Much discussion has been spent upon the theory of reward, in the matter of our service rendered to "our King who has saved us." The theme no doubt is one which admits of much interesting and important enquiry; and it has many sides. But after all the true philosophy of it lies in "the truth as it is in Jesus." Let the Christian be seeking the reward of personal aggrandizement in heaven, "to sit on His right hand, or on His left, in His glory"; and the motive is as earthly as if the scene of its fulfilment were to be an earthly palace. Let him be seeking the "well done" of Jesus Christ, because Jesus Christ has redeemed him, and is dear to him; and he is in the line of the will, and of the love, of God.
 Dr H. Bonar.
 Heth o katelephthen: grammatically we may render, "inasmuch as I was seized"; cp. the Greek of Rom. v. 12; 1 Cor. v. 4. But the connexion of thought seems to be best met by the above rendering, which is practically that of A.V. and R.V.
 Stephanos, as in 1 Cor. ix. 25, Rev. iii. 11, and often. Stephanos is properly the victor's wreath, diadema the king's crown (Rev. xix. 12).--For a short essay on St Paul's use of athletic metaphors see this Epistle in The Cambridge Greek Testament, Appendix.
 Klesis, kalein, kletoi, in the Epistles will be found regularly to refer not to the general invitations of the Gospel, but to the actually prevailing power of God over the wills of His people. See particularly 1 Cor. i. 23, 24, where the "call" is clearly distinguished from the general proclamation, which alas so many "Greeks" and "Jews" heard, but only to reject it.
 Hephthasamen: the verb seems always to indicate not merely reaching, but reaching with some difficulty. I attempt to express this in the translation.
 There is good evidence for omitting the words kanoni, to auto phronein.--Stoichein is more in detail than peripatein: "to step," not only "to walk." See the Greek of Rom. iv. 12.
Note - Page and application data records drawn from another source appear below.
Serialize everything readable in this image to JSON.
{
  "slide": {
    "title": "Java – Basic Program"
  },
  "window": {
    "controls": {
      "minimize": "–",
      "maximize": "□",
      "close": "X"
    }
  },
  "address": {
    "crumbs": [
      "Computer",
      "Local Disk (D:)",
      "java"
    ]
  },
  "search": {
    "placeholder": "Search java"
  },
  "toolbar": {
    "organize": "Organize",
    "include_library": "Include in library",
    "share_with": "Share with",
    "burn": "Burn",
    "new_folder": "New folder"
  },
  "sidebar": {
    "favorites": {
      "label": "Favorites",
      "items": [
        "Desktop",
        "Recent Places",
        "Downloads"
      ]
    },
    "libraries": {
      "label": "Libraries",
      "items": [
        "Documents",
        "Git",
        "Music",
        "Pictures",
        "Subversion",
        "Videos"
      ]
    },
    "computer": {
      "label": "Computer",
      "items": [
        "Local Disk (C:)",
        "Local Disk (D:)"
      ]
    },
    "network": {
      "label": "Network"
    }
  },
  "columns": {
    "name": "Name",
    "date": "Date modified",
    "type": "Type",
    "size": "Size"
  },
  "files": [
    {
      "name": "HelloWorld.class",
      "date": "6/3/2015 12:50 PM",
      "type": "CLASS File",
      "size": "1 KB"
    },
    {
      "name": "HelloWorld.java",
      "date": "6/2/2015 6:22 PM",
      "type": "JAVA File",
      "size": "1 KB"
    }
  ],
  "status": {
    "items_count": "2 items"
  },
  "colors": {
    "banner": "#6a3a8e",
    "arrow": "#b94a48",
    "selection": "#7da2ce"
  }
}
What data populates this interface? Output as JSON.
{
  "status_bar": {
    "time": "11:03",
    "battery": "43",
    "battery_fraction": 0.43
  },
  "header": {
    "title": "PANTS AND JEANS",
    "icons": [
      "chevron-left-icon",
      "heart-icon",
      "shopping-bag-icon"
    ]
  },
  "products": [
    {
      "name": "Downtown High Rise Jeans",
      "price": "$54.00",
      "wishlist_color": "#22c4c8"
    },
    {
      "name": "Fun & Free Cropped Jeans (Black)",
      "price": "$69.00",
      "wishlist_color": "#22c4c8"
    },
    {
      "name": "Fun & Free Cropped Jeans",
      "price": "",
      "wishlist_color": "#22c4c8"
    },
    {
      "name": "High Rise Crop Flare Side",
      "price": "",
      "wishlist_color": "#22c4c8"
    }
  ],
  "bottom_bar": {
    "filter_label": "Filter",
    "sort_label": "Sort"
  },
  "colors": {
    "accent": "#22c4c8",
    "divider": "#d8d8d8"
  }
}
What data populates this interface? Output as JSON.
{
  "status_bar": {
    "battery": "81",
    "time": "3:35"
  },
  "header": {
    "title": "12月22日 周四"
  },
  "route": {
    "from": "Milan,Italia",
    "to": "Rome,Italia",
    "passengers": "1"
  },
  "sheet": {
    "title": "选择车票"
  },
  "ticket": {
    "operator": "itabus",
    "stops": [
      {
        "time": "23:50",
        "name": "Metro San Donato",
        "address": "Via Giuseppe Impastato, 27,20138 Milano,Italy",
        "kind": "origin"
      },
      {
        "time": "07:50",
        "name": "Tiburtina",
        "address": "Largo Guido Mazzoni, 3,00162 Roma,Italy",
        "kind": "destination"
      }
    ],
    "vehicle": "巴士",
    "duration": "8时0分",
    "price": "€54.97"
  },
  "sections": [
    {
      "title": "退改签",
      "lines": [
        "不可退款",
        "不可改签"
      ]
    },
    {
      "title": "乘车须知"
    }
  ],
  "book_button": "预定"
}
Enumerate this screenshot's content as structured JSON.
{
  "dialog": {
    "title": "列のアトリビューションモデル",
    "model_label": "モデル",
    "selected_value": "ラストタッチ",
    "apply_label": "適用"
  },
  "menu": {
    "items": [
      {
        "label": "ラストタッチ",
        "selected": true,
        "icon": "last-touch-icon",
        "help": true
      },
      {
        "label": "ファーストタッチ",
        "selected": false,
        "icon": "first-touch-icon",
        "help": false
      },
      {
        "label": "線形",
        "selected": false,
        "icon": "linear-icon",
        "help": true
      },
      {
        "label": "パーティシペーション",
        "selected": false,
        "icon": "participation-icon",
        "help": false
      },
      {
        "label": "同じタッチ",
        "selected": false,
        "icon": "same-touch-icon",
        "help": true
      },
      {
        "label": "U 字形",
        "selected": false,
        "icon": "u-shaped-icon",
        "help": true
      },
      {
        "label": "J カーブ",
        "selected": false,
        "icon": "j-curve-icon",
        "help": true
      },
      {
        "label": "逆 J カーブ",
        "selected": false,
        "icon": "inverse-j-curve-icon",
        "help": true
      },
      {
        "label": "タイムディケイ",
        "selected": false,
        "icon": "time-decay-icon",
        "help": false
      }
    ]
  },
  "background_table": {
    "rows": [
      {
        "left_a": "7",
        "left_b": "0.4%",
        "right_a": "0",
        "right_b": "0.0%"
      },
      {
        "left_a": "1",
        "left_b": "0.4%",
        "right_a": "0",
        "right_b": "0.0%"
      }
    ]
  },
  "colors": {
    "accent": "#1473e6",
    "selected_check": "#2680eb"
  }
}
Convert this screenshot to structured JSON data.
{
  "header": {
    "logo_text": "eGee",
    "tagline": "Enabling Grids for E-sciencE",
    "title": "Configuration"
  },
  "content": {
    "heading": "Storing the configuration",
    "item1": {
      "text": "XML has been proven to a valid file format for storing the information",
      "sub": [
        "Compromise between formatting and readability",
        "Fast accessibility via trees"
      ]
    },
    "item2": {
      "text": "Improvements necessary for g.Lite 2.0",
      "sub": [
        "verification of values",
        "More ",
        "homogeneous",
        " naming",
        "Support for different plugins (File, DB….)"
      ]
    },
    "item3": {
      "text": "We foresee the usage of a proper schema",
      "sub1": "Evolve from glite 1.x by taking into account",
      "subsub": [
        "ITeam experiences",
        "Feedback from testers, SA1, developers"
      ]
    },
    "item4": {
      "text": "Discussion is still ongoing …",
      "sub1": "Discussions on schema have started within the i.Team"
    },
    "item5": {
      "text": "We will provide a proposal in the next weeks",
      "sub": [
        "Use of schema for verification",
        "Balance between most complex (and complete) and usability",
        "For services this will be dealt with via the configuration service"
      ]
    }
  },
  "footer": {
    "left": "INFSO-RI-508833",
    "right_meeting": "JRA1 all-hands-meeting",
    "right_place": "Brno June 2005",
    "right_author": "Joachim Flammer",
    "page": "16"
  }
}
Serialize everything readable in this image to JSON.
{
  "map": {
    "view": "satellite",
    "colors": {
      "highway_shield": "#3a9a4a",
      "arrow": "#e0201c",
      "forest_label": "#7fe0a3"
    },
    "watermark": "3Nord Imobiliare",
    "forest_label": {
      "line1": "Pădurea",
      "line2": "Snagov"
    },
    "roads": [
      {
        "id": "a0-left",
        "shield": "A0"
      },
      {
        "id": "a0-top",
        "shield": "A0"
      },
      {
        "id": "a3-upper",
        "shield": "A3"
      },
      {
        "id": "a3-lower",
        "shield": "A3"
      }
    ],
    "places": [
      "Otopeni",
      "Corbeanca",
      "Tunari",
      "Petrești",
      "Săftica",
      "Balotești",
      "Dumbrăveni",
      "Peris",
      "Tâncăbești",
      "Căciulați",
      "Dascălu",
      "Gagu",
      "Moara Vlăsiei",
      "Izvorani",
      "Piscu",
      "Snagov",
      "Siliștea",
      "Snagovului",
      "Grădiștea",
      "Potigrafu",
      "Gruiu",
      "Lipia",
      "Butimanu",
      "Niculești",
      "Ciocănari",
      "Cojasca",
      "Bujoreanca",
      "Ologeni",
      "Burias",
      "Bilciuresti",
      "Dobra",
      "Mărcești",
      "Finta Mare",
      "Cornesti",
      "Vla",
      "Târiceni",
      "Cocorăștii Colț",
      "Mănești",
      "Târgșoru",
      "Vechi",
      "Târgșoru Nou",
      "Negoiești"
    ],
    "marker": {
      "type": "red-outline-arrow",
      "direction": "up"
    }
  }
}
"Sovereign Lord and gracious Master, Thou didst freely choose Thine own, Thou hast call'd with holy calling, Thou wilt save, and keep from falling; Thine the glory, Thine alone! Yet Thy hand shall crown in heaven All the grace Thy love hath given; Just, though undeserv'd, reward From our glorious, gracious Lord." F. R. HAVERGAL.